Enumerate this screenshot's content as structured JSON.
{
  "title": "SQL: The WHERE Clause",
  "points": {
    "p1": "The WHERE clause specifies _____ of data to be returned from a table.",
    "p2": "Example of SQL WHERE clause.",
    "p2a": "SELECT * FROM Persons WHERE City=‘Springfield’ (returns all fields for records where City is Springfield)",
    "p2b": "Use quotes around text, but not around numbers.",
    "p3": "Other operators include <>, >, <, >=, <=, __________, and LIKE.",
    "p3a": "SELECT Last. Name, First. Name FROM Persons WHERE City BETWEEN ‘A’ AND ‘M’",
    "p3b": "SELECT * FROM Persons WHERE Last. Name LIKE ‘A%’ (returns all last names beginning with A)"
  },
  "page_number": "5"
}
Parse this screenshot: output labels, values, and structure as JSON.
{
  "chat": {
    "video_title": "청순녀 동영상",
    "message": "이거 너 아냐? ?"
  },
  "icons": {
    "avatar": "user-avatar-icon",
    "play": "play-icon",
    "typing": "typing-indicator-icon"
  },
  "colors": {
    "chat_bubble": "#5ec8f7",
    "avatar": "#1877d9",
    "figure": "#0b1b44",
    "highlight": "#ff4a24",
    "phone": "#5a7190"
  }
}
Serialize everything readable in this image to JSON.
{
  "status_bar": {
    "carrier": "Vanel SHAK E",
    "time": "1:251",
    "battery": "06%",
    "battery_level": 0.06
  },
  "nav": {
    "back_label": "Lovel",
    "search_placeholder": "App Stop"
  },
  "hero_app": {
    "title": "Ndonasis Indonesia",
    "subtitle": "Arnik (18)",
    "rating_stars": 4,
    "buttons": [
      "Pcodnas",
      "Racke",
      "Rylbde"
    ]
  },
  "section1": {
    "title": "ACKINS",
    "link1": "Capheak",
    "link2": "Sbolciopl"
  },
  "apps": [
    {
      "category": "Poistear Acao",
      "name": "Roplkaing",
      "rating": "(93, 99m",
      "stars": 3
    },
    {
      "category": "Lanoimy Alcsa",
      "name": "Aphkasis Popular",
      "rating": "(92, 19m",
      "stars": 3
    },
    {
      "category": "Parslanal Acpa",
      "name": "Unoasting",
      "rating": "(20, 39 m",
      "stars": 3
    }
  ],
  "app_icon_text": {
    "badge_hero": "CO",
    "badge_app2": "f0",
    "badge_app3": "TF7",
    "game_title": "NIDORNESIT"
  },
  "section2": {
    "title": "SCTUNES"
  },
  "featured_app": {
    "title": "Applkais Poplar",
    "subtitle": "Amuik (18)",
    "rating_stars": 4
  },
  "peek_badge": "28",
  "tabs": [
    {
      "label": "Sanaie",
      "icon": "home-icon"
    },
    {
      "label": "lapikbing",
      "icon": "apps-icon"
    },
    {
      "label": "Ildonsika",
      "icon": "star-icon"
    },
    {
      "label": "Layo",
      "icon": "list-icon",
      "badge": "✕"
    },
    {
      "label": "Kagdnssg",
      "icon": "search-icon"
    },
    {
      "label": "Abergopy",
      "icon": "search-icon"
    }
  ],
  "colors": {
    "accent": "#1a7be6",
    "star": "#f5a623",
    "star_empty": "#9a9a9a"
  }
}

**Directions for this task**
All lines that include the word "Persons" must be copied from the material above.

**Response below**
    "p2a": "SELECT * FROM Persons WHERE City=‘Springfield’ (returns all fields for records where City is Springfield)",
    "p3a": "SELECT Last. Name, First. Name FROM Persons WHERE City BETWEEN ‘A’ AND ‘M’",
    "p3b": "SELECT * FROM Persons WHERE Last. Name LIKE ‘A%’ (returns all last names beginning with A)"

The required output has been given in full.